English Instructor at the Department of General Education
I study Korean in my free time. Lately, I have been particularly interested in neologisms (신조어). Studying neologisms has for me been a good way to learn about contemporary Korean culture and current affairs.
One rather controversial word I learned recently is 꼰대 (kkondae). While kkondae is not technically a neologism, its usage has become much more common in recent years, and with that its meaning has shifted. Decades ago, the word was used by youths to refer to older, usually male, figures like teachers or fathers. In recent years, its meaning has become more specific and it has come to carry quite negative connotations (어감). Today, if you hear a young person complaining about a kkondae, they are referring to an older person who arrogantly forces their (perhaps outdated) ideas onto others.
Many young people in Korea feel their opinions and lived experience is not respected by their elders. Many older people in Korea feel the younger generation fails to treat them with the appropriate amount of reverence. This is, of course, a serious issue. But that doesn’t stop young people from having some fun with it. Just google “꼰대” or it’s humorous and equally dismissive cousin “나 때는 말이야”, and you’ll find countless memes and comics centered on the theme.

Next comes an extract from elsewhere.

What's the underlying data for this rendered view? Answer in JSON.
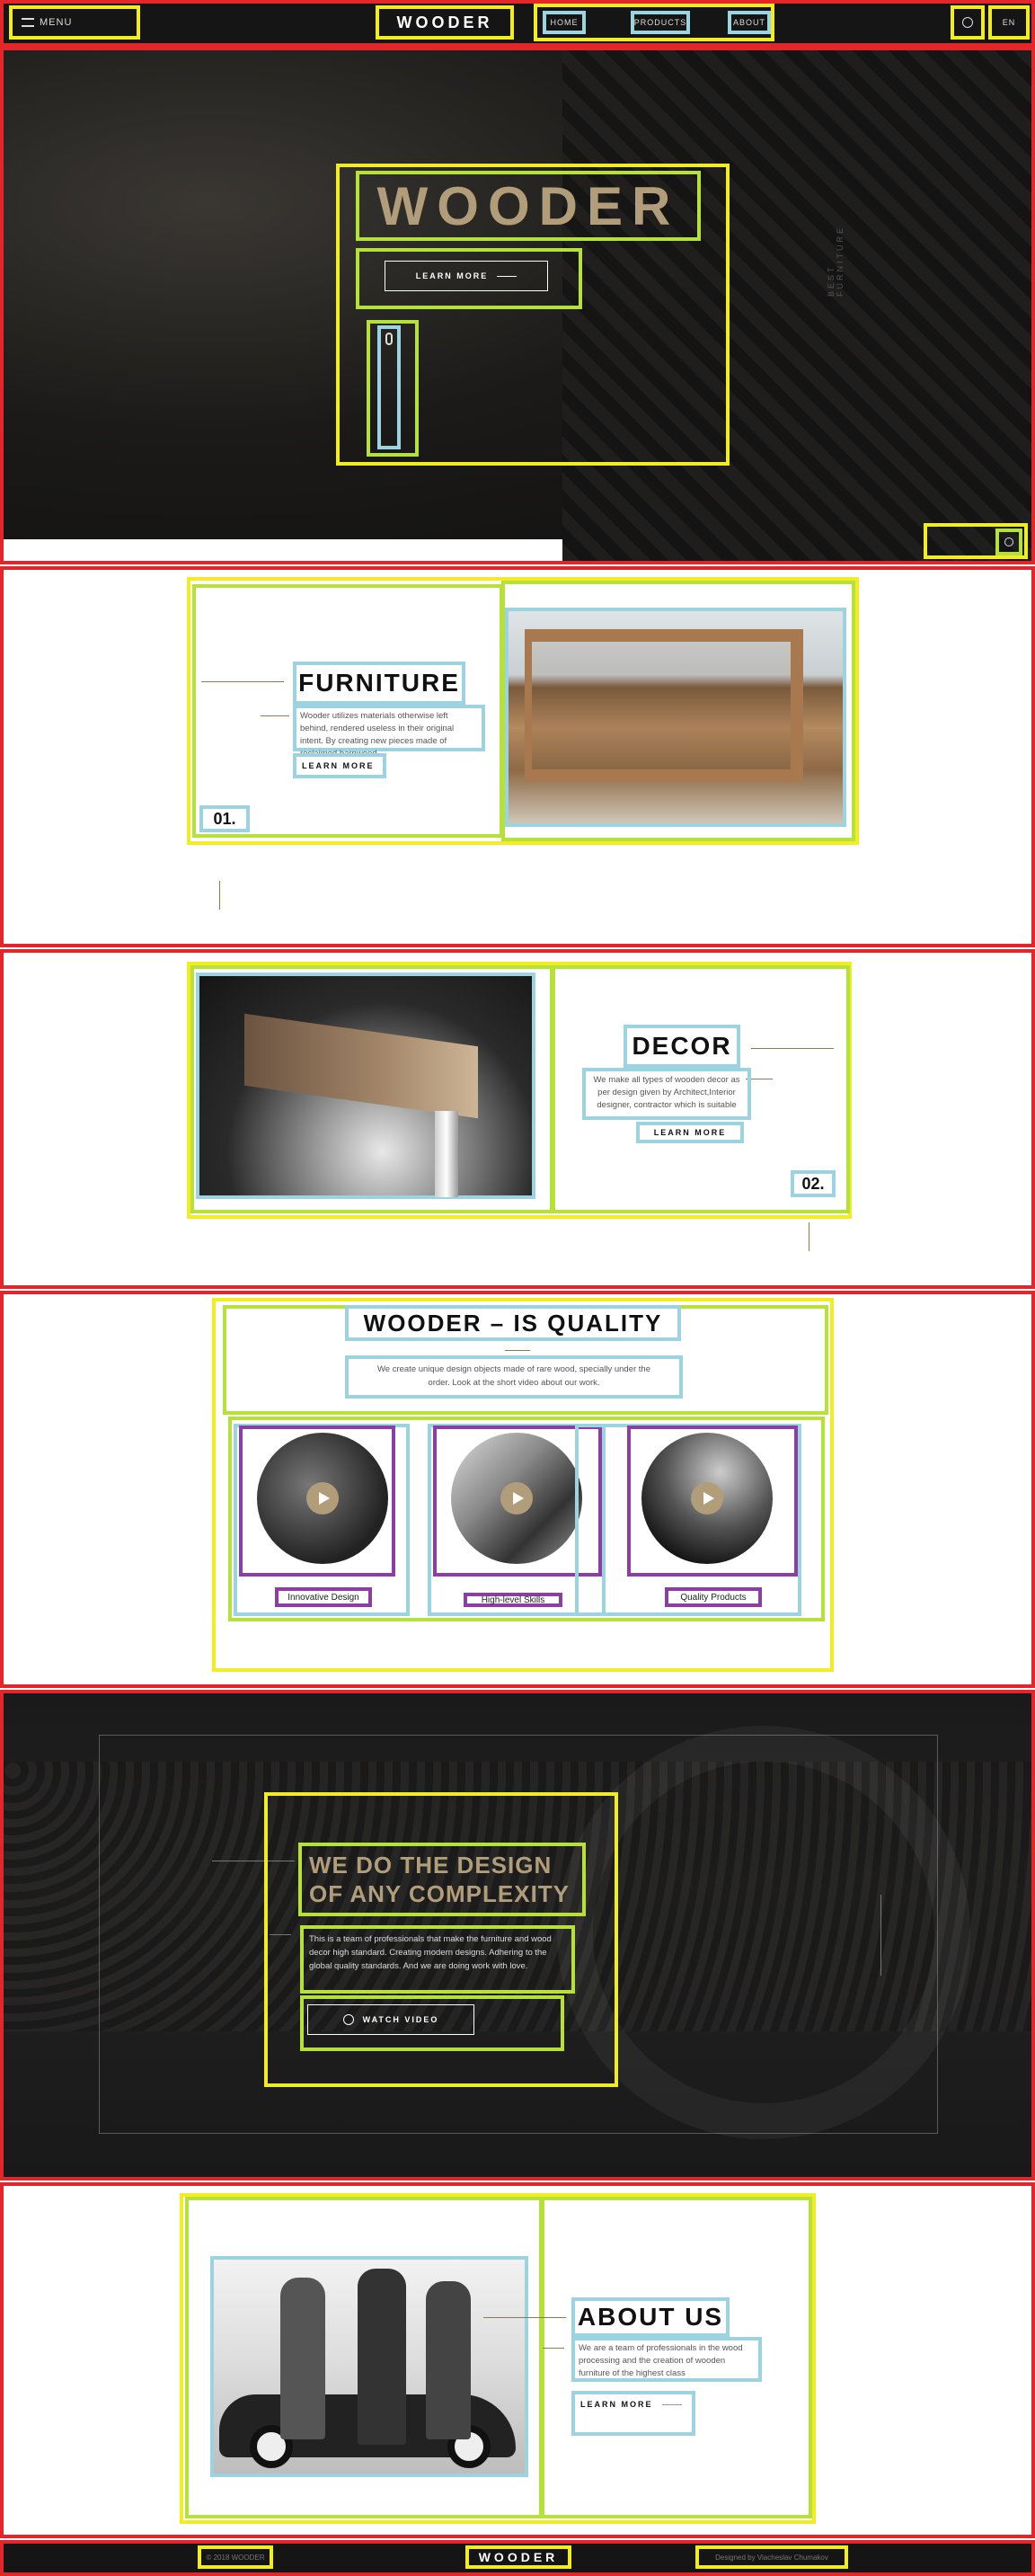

Usually, words loaded with so much cultural baggage are difficult to translate. However, in the case of kkondae, there is an English word that provides an almost perfect match. That word is “boomer”. Just like kkondae, boomer did not originally carry the negative connotations that it does today. Boomer is short for “baby boomer”, and, according to Merriam-Webster dictionary, refers to “a person born in the U.S. following the end of World War II (usually considered to be in the years 1946-1964).” Also just like kkondae, boomer has come to carry negative connotations in recent years.
The similarities don’t stop there. Much like in Korea, young people in the U.S. often use memes to express their frustrations. Just as young Koreans disparage older folks with kkondae and “나 때는 말이야” memes, young Americans do the same with “Ok boomer" memes.
Credit: Elora Becker/The Occidental
As the cartoon above shows, saying “Ok boomer” is like saying “alright, whatever” to someone you feel has disrespected you or is acting unreasonably. It’s a shorter way of saying, “I’ve already heard you say that a million times, and I don’t need to hear it again.”
The bigger question is, where does all this intergenerational hostility come from, and how do we solve it? I won’t pretend to know the answer. I only know that as with any disagreement, dialogue must be the starting point. Memes and comics are fun and can help us relieve stress and vent our frustrations, but it is important not to dismiss whole groups of people based only on age. I like to think about the elderly people in my life and reflect on how I am thankful for them (even if we sometimes can’t understand each other!) We’re all humans, after all—flawed always, lovely sometimes.